- _What to work on_: Set down every entry once more, character for character.

### Information supplied ###

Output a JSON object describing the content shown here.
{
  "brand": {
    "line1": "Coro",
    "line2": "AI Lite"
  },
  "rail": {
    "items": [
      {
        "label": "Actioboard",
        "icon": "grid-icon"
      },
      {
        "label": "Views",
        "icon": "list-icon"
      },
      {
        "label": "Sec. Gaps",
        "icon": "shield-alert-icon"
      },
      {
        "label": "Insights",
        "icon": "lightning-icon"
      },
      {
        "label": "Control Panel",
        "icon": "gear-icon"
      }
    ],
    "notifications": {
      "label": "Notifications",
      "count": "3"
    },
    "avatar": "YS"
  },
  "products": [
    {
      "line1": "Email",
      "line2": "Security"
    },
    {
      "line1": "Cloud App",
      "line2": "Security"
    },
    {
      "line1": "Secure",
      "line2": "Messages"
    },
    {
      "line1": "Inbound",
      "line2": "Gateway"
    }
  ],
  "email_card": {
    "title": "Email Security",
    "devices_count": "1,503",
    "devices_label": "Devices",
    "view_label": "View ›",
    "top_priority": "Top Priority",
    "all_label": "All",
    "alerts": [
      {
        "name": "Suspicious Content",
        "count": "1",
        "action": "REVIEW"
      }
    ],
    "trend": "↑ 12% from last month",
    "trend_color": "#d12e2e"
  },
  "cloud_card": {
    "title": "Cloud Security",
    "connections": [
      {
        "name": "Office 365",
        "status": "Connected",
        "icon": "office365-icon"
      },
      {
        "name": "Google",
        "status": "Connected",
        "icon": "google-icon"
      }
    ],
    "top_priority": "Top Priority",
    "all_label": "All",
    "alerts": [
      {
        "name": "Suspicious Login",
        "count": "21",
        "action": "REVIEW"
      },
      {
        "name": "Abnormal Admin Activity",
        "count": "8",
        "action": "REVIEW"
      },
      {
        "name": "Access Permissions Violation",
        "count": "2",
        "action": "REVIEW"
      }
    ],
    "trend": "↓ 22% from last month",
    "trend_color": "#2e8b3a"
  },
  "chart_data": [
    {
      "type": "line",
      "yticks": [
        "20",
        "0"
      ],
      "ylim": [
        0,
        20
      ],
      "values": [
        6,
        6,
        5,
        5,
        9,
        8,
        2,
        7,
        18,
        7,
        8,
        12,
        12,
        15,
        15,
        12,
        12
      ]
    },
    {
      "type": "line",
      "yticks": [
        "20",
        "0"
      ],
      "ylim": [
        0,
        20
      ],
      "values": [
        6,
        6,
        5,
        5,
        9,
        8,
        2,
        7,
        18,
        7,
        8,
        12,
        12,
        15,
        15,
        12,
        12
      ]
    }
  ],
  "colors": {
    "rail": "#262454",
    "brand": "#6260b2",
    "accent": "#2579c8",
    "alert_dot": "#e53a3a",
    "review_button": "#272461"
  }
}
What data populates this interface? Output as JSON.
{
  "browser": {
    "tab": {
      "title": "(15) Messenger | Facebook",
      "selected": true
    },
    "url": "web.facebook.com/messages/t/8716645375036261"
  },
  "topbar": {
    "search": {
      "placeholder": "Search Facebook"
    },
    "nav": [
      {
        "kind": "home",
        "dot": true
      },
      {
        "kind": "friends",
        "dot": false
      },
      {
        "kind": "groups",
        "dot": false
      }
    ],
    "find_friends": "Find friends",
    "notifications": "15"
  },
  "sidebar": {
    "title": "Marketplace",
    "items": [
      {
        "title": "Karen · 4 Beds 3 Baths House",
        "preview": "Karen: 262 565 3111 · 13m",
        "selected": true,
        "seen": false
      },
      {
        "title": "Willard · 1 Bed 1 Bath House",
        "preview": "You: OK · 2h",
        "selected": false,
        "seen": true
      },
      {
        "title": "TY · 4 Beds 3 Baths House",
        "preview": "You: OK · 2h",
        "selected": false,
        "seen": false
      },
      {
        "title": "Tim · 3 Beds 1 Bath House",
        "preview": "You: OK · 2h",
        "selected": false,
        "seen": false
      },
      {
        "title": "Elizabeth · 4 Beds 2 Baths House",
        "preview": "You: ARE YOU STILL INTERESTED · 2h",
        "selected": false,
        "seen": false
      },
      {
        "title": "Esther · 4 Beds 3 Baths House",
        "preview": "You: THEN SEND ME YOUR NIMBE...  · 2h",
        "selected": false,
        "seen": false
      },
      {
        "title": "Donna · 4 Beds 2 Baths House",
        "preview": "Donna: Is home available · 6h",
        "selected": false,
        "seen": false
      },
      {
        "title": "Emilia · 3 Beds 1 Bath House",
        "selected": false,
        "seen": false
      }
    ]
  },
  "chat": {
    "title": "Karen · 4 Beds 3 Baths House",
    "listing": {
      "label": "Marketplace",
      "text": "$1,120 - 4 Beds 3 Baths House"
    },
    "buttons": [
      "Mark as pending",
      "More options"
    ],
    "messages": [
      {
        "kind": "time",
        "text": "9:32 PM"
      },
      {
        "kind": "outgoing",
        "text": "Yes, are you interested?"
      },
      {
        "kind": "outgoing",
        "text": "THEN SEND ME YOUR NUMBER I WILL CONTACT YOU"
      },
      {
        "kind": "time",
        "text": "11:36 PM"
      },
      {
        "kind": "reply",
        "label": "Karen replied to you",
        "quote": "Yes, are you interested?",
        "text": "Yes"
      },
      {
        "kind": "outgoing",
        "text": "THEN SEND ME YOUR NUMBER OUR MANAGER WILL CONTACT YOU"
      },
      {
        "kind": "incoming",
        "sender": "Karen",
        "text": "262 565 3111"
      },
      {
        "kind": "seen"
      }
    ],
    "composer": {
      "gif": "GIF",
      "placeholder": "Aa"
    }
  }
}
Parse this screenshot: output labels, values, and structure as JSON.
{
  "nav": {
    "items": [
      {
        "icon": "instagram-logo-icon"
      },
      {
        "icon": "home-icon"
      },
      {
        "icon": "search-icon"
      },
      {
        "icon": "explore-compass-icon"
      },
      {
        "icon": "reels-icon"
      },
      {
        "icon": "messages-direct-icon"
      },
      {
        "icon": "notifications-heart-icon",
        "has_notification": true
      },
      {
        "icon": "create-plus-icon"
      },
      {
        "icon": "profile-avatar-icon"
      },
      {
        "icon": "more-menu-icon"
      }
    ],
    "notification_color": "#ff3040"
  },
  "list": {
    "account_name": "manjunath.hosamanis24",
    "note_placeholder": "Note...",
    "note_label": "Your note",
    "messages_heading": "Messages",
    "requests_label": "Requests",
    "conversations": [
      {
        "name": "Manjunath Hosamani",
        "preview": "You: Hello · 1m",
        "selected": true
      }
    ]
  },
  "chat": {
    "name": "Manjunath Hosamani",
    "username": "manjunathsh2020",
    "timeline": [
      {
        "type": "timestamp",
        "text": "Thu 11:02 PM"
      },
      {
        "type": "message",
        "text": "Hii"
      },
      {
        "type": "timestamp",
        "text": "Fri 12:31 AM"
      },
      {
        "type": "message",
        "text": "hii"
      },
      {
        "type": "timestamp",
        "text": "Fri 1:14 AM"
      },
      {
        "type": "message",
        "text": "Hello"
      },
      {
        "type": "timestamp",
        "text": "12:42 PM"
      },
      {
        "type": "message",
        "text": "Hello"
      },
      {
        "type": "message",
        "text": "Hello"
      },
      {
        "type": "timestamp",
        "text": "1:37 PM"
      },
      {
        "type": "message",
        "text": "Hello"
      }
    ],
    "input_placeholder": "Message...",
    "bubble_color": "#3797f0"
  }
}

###

- _Output for this task_:
Output a JSON object describing the content shown here.
{
  "brand": {
    "line1": "Coro",
    "line2": "AI Lite"
  },
  "rail": {
    "items": [
      {
        "label": "Actioboard",
        "icon": "grid-icon"
      },
      {
        "label": "Views",
        "icon": "list-icon"
      },
      {
        "label": "Sec. Gaps",
        "icon": "shield-alert-icon"
      },
      {
        "label": "Insights",
        "icon": "lightning-icon"
      },
      {
        "label": "Control Panel",
        "icon": "gear-icon"
      }
    ],
    "notifications": {
      "label": "Notifications",
      "count": "3"
    },
    "avatar": "YS"
  },
  "products": [
    {
      "line1": "Email",
      "line2": "Security"
    },
    {
      "line1": "Cloud App",
      "line2": "Security"
    },
    {
      "line1": "Secure",
      "line2": "Messages"
    },
    {
      "line1": "Inbound",
      "line2": "Gateway"
    }
  ],
  "email_card": {
    "title": "Email Security",
    "devices_count": "1,503",
    "devices_label": "Devices",
    "view_label": "View ›",
    "top_priority": "Top Priority",
    "all_label": "All",
    "alerts": [
      {
        "name": "Suspicious Content",
        "count": "1",
        "action": "REVIEW"
      }
    ],
    "trend": "↑ 12% from last month",
    "trend_color": "#d12e2e"
  },
  "cloud_card": {
    "title": "Cloud Security",
    "connections": [
      {
        "name": "Office 365",
        "status": "Connected",
        "icon": "office365-icon"
      },
      {
        "name": "Google",
        "status": "Connected",
        "icon": "google-icon"
      }
    ],
    "top_priority": "Top Priority",
    "all_label": "All",
    "alerts": [
      {
        "name": "Suspicious Login",
        "count": "21",
        "action": "REVIEW"
      },
      {
        "name": "Abnormal Admin Activity",
        "count": "8",
        "action": "REVIEW"
      },
      {
        "name": "Access Permissions Violation",
        "count": "2",
        "action": "REVIEW"
      }
    ],
    "trend": "↓ 22% from last month",
    "trend_color": "#2e8b3a"
  },
  "chart_data": [
    {
      "type": "line",
      "yticks": [
        "20",
        "0"
      ],
      "ylim": [
        0,
        20
      ],
      "values": [
        6,
        6,
        5,
        5,
        9,
        8,
        2,
        7,
        18,
        7,
        8,
        12,
        12,
        15,
        15,
        12,
        12
      ]
    },
    {
      "type": "line",
      "yticks": [
        "20",
        "0"
      ],
      "ylim": [
        0,
        20
      ],
      "values": [
        6,
        6,
        5,
        5,
        9,
        8,
        2,
        7,
        18,
        7,
        8,
        12,
        12,
        15,
        15,
        12,
        12
      ]
    }
  ],
  "colors": {
    "rail": "#262454",
    "brand": "#6260b2",
    "accent": "#2579c8",
    "alert_dot": "#e53a3a",
    "review_button": "#272461"
  }
}
What data populates this interface? Output as JSON.
{
  "browser": {
    "tab": {
      "title": "(15) Messenger | Facebook",
      "selected": true
    },
    "url": "web.facebook.com/messages/t/8716645375036261"
  },
  "topbar": {
    "search": {
      "placeholder": "Search Facebook"
    },
    "nav": [
      {
        "kind": "home",
        "dot": true
      },
      {
        "kind": "friends",
        "dot": false
      },
      {
        "kind": "groups",
        "dot": false
      }
    ],
    "find_friends": "Find friends",
    "notifications": "15"
  },
  "sidebar": {
    "title": "Marketplace",
    "items": [
      {
        "title": "Karen · 4 Beds 3 Baths House",
        "preview": "Karen: 262 565 3111 · 13m",
        "selected": true,
        "seen": false
      },
      {
        "title": "Willard · 1 Bed 1 Bath House",
        "preview": "You: OK · 2h",
        "selected": false,
        "seen": true
      },
      {
        "title": "TY · 4 Beds 3 Baths House",
        "preview": "You: OK · 2h",
        "selected": false,
        "seen": false
      },
      {
        "title": "Tim · 3 Beds 1 Bath House",
        "preview": "You: OK · 2h",
        "selected": false,
        "seen": false
      },
      {
        "title": "Elizabeth · 4 Beds 2 Baths House",
        "preview": "You: ARE YOU STILL INTERESTED · 2h",
        "selected": false,
        "seen": false
      },
      {
        "title": "Esther · 4 Beds 3 Baths House",
        "preview": "You: THEN SEND ME YOUR NIMBE...  · 2h",
        "selected": false,
        "seen": false
      },
      {
        "title": "Donna · 4 Beds 2 Baths House",
        "preview": "Donna: Is home available · 6h",
        "selected": false,
        "seen": false
      },
      {
        "title": "Emilia · 3 Beds 1 Bath House",
        "selected": false,
        "seen": false
      }
    ]
  },
  "chat": {
    "title": "Karen · 4 Beds 3 Baths House",
    "listing": {
      "label": "Marketplace",
      "text": "$1,120 - 4 Beds 3 Baths House"
    },
    "buttons": [
      "Mark as pending",
      "More options"
    ],
    "messages": [
      {
        "kind": "time",
        "text": "9:32 PM"
      },
      {
        "kind": "outgoing",
        "text": "Yes, are you interested?"
      },
      {
        "kind": "outgoing",
        "text": "THEN SEND ME YOUR NUMBER I WILL CONTACT YOU"
      },
      {
        "kind": "time",
        "text": "11:36 PM"
      },
      {
        "kind": "reply",
        "label": "Karen replied to you",
        "quote": "Yes, are you interested?",
        "text": "Yes"
      },
      {
        "kind": "outgoing",
        "text": "THEN SEND ME YOUR NUMBER OUR MANAGER WILL CONTACT YOU"
      },
      {
        "kind": "incoming",
        "sender": "Karen",
        "text": "262 565 3111"
      },
      {
        "kind": "seen"
      }
    ],
    "composer": {
      "gif": "GIF",
      "placeholder": "Aa"
    }
  }
}
Parse this screenshot: output labels, values, and structure as JSON.
{
  "nav": {
    "items": [
      {
        "icon": "instagram-logo-icon"
      },
      {
        "icon": "home-icon"
      },
      {
        "icon": "search-icon"
      },
      {
        "icon": "explore-compass-icon"
      },
      {
        "icon": "reels-icon"
      },
      {
        "icon": "messages-direct-icon"
      },
      {
        "icon": "notifications-heart-icon",
        "has_notification": true
      },
      {
        "icon": "create-plus-icon"
      },
      {
        "icon": "profile-avatar-icon"
      },
      {
        "icon": "more-menu-icon"
      }
    ],
    "notification_color": "#ff3040"
  },
  "list": {
    "account_name": "manjunath.hosamanis24",
    "note_placeholder": "Note...",
    "note_label": "Your note",
    "messages_heading": "Messages",
    "requests_label": "Requests",
    "conversations": [
      {
        "name": "Manjunath Hosamani",
        "preview": "You: Hello · 1m",
        "selected": true
      }
    ]
  },
  "chat": {
    "name": "Manjunath Hosamani",
    "username": "manjunathsh2020",
    "timeline": [
      {
        "type": "timestamp",
        "text": "Thu 11:02 PM"
      },
      {
        "type": "message",
        "text": "Hii"
      },
      {
        "type": "timestamp",
        "text": "Fri 12:31 AM"
      },
      {
        "type": "message",
        "text": "hii"
      },
      {
        "type": "timestamp",
        "text": "Fri 1:14 AM"
      },
      {
        "type": "message",
        "text": "Hello"
      },
      {
        "type": "timestamp",
        "text": "12:42 PM"
      },
      {
        "type": "message",
        "text": "Hello"
      },
      {
        "type": "message",
        "text": "Hello"
      },
      {
        "type": "timestamp",
        "text": "1:37 PM"
      },
      {
        "type": "message",
        "text": "Hello"
      }
    ],
    "input_placeholder": "Message...",
    "bubble_color": "#3797f0"
  }
}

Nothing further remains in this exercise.